Perfect for fans of disco, politics, and drag (this Venn diagram overlaps more than you'd think), Margaret Thatcher becomes transformed into a cabaret Soho star in this hilarious show, now in its sixth Fringe run. With perfect comedic timing and clever references to current affairs, Margaret Thatcher Queen of Soho is a delight, creating comedy and positivity out of a darker time in LGBTQ+ history.
Perfect for fans of disco, politics, and drag
Matt Tedford's performance as Thatcher is brilliant - perfectly capturing her infamous voice and mannerisms. Accompanied by cronies 'Hessell' and 'Tine', who play a variety of alternating characters including Peter Tatchell, Jill Knight and cabinet ministers, this three-man show is exceptionally well done both in terms of performance and stagecraft. The lighting was often in the 'bisexual' colours of pink, blue and purple (quite apt, I thought), and there was a smoke machine which made it feel more like a Soho atmosphere. This was much appreciated after 18 months of Covid-19 lockdowns.
The show only falls short in a couple of ways - the musical numbers could have involved more singing (surely it isn't impossible to sing in the Thatcher voice?) and some political references wouldn't be understood if you weren't well versed in 80s political history, especially Section 28. Despite this, the show does a great job of portraying the context and background of the amendment, making it easier to understand for those of us who are too young to remember!

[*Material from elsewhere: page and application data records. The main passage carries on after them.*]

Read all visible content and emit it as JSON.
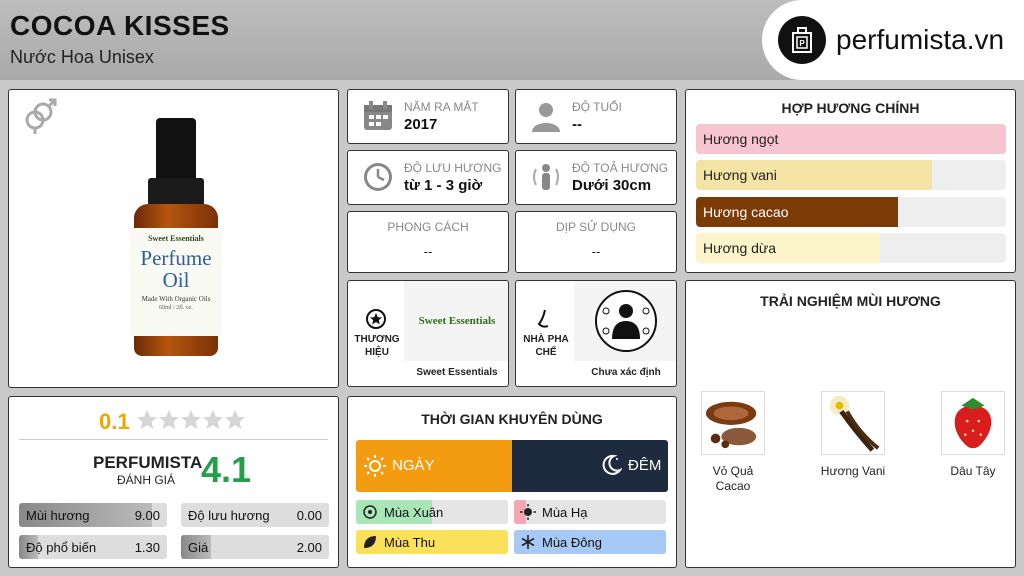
{
  "header": {
    "title": "COCOA KISSES",
    "subtitle": "Nước Hoa Unisex",
    "logo_text": "perfumista.vn"
  },
  "info": {
    "release": {
      "label": "NĂM RA MẮT",
      "value": "2017"
    },
    "age": {
      "label": "ĐỘ TUỔI",
      "value": "--"
    },
    "longevity": {
      "label": "ĐỘ LƯU HƯƠNG",
      "value": "từ 1 - 3 giờ"
    },
    "sillage": {
      "label": "ĐỘ TOẢ HƯƠNG",
      "value": "Dưới 30cm"
    },
    "style": {
      "label": "PHONG CÁCH",
      "value": "--"
    },
    "occasion": {
      "label": "DỊP SỬ DỤNG",
      "value": "--"
    },
    "brand": {
      "label": "THƯƠNG HIỆU",
      "name": "Sweet Essentials",
      "logo_text": "Sweet Essentials"
    },
    "perfumer": {
      "label": "NHÀ PHA CHẾ",
      "name": "Chưa xác định"
    }
  },
  "product": {
    "bottle_brand": "Sweet Essentials",
    "bottle_line1": "Perfume",
    "bottle_line2": "Oil",
    "bottle_line3": "Made With Organic Oils",
    "bottle_size": "60ml / 2fl. oz."
  },
  "accords": {
    "title": "HỢP HƯƠNG CHÍNH",
    "items": [
      {
        "label": "Hương ngọt",
        "fraction": 1.0,
        "color": "#f7c5cf",
        "text_color": "#222"
      },
      {
        "label": "Hương vani",
        "fraction": 0.76,
        "color": "#f3e3a5",
        "text_color": "#222"
      },
      {
        "label": "Hương cacao",
        "fraction": 0.65,
        "color": "#7a3b06",
        "text_color": "#ffffff"
      },
      {
        "label": "Hương dừa",
        "fraction": 0.59,
        "color": "#fbf5c9",
        "text_color": "#222"
      }
    ]
  },
  "notes": {
    "title": "TRẢI NGHIỆM MÙI HƯƠNG",
    "items": [
      {
        "label": "Vỏ Quả Cacao",
        "icon": "cacao-icon"
      },
      {
        "label": "Hương Vani",
        "icon": "vanilla-icon"
      },
      {
        "label": "Dâu Tây",
        "icon": "strawberry-icon"
      }
    ]
  },
  "rating": {
    "user_score": "0.1",
    "stars_filled": 0,
    "stars_total": 5,
    "perfumista_label": "PERFUMISTA",
    "perfumista_sub": "ĐÁNH GIÁ",
    "perfumista_score": "4.1",
    "stats": [
      {
        "label": "Mùi hương",
        "value": "9.00",
        "fraction": 0.9
      },
      {
        "label": "Độ lưu hương",
        "value": "0.00",
        "fraction": 0.0
      },
      {
        "label": "Độ phổ biến",
        "value": "1.30",
        "fraction": 0.13
      },
      {
        "label": "Giá",
        "value": "2.00",
        "fraction": 0.2
      }
    ]
  },
  "time": {
    "title": "THỜI GIAN KHUYÊN DÙNG",
    "day_label": "NGÀY",
    "night_label": "ĐÊM",
    "day_color": "#f39c12",
    "night_color": "#1e2a3d",
    "seasons": [
      {
        "label": "Mùa Xuân",
        "fraction": 0.5,
        "color": "#a8e6b8"
      },
      {
        "label": "Mùa Hạ",
        "fraction": 0.08,
        "color": "#f4a6b3"
      },
      {
        "label": "Mùa Thu",
        "fraction": 1.0,
        "color": "#fbe05a"
      },
      {
        "label": "Mùa Đông",
        "fraction": 1.0,
        "color": "#a7c9f5"
      }
    ]
  }
}
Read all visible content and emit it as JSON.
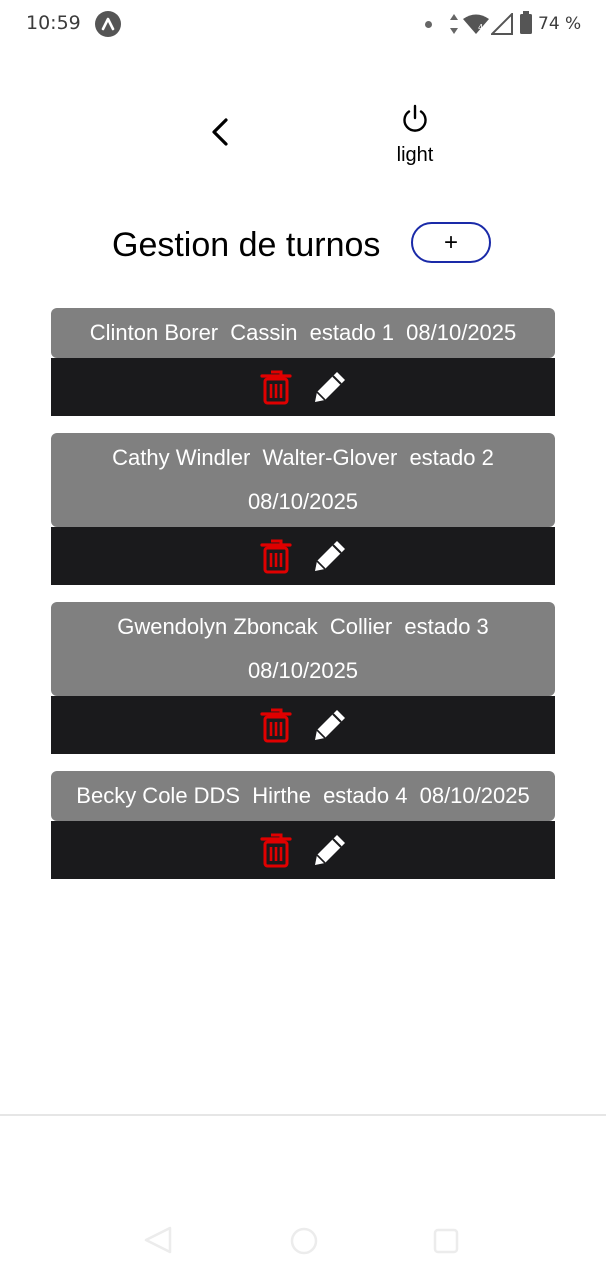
{
  "status_bar": {
    "time": "10:59",
    "app_icon": "android-app-icon",
    "battery": "74 %",
    "icons": [
      "notification-dot-icon",
      "data-arrows-icon",
      "wifi-icon",
      "signal-icon",
      "battery-icon"
    ]
  },
  "header": {
    "back_icon": "chevron-left-icon",
    "theme_toggle_icon": "power-icon",
    "theme_label": "light"
  },
  "page": {
    "title": "Gestion de turnos",
    "add_label": "+"
  },
  "turnos": [
    {
      "name": "Clinton Borer",
      "company": "Cassin",
      "estado": "estado 1",
      "date": "08/10/2025"
    },
    {
      "name": "Cathy Windler",
      "company": "Walter-Glover",
      "estado": "estado 2",
      "date": "08/10/2025"
    },
    {
      "name": "Gwendolyn Zboncak",
      "company": "Collier",
      "estado": "estado 3",
      "date": "08/10/2025"
    },
    {
      "name": "Becky Cole DDS",
      "company": "Hirthe",
      "estado": "estado 4",
      "date": "08/10/2025"
    }
  ],
  "actions": {
    "delete_icon": "trash-icon",
    "edit_icon": "pencil-icon",
    "delete_color": "#e00000",
    "edit_color": "#ffffff"
  },
  "colors": {
    "card_info_bg": "#808080",
    "card_actions_bg": "#1a1a1c",
    "add_button_border": "#1a2aa8"
  },
  "nav_bar": {
    "icons": [
      "nav-back-icon",
      "nav-home-icon",
      "nav-recents-icon"
    ]
  }
}
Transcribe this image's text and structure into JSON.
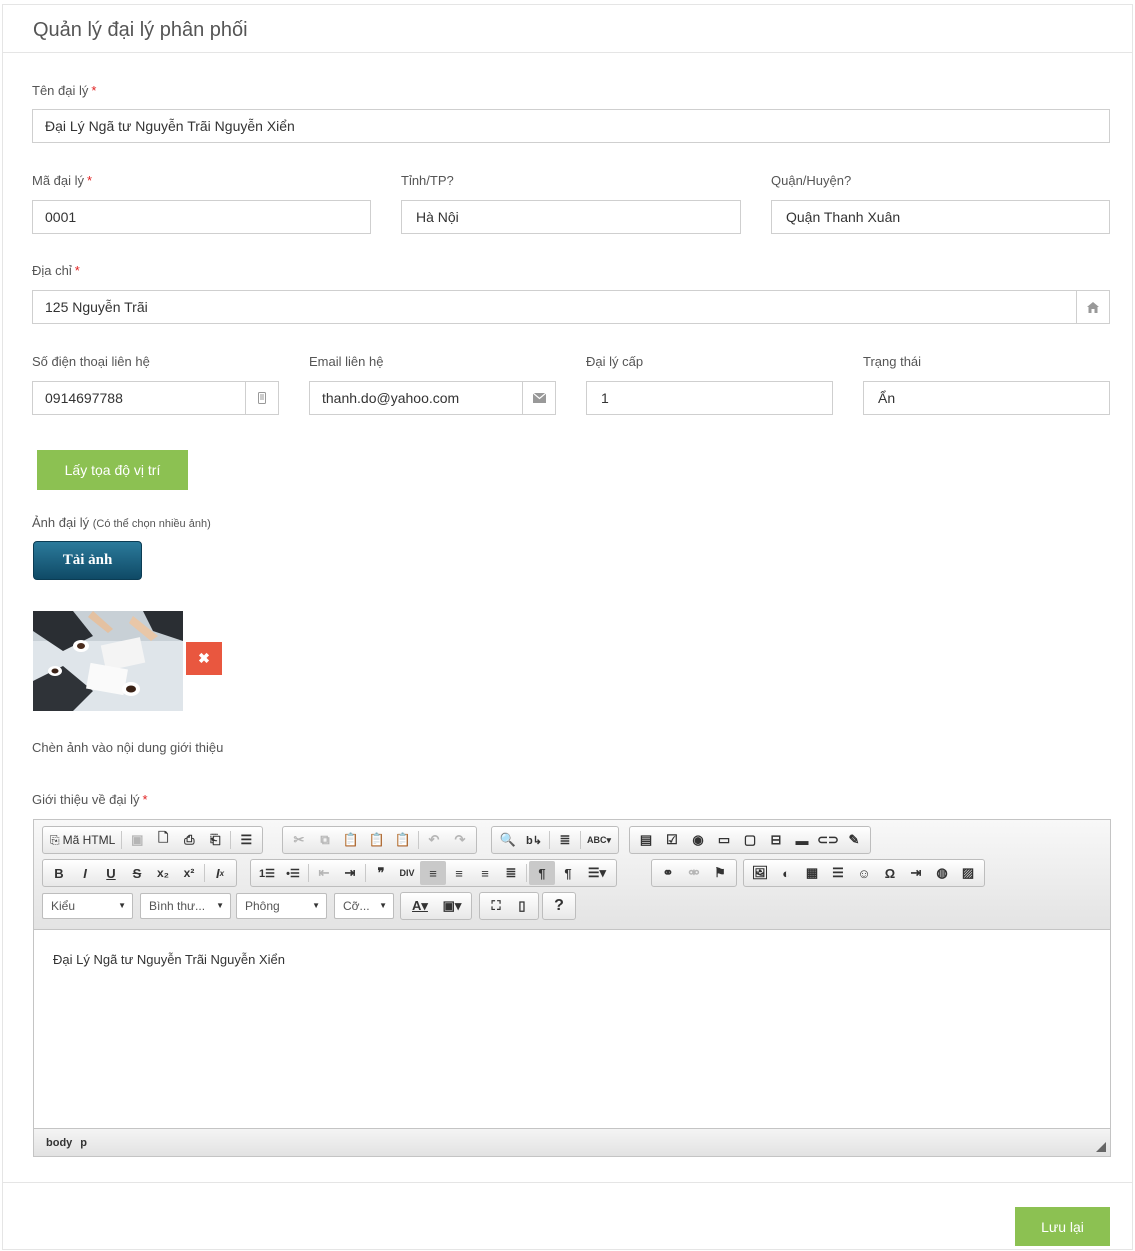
{
  "page": {
    "title": "Quản lý đại lý phân phối"
  },
  "form": {
    "name": {
      "label": "Tên đại lý",
      "value": "Đại Lý Ngã tư Nguyễn Trãi Nguyễn Xiển"
    },
    "code": {
      "label": "Mã đại lý",
      "value": "0001"
    },
    "province": {
      "label": "Tỉnh/TP?",
      "value": "Hà Nội"
    },
    "district": {
      "label": "Quận/Huyện?",
      "value": "Quận Thanh Xuân"
    },
    "address": {
      "label": "Địa chỉ",
      "value": "125 Nguyễn Trãi"
    },
    "phone": {
      "label": "Số điện thoại liên hệ",
      "value": "0914697788"
    },
    "email": {
      "label": "Email liên hệ",
      "value": "thanh.do@yahoo.com"
    },
    "level": {
      "label": "Đại lý cấp",
      "value": "1"
    },
    "status": {
      "label": "Trạng thái",
      "value": "Ẩn"
    },
    "required_mark": "*",
    "locate_button": "Lấy tọa độ vị trí",
    "images": {
      "label": "Ảnh đại lý",
      "hint": "(Có thể chọn nhiều ảnh)",
      "upload_button": "Tải ảnh",
      "delete_icon": "✖"
    },
    "insert_image_label": "Chèn ảnh vào nội dung giới thiệu",
    "intro": {
      "label": "Giới thiệu về đại lý",
      "content": "Đại Lý Ngã tư Nguyễn Trãi Nguyễn Xiển"
    }
  },
  "editor": {
    "source_label": "Mã HTML",
    "combos": {
      "style": "Kiểu",
      "format": "Bình thư...",
      "font": "Phông",
      "size": "Cỡ..."
    },
    "path": [
      "body",
      "p"
    ]
  },
  "footer": {
    "save_button": "Lưu lại"
  },
  "colors": {
    "accent_green": "#8cc152",
    "upload_blue": "#1b5f80",
    "delete_red": "#e9573f"
  }
}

Despite the darkness that Section 28 cast over the British LGBTQ+ community for over a decade, Margaret Thatcher Queen of Soho celebrates the joys in being gay and promotes an overwhelmingly positive message of acceptance - without minimising the harmful effects of Thatcher's government at the time. This is a difficult balance to strike, but this show does it effortlessly, and it was a joy to watch.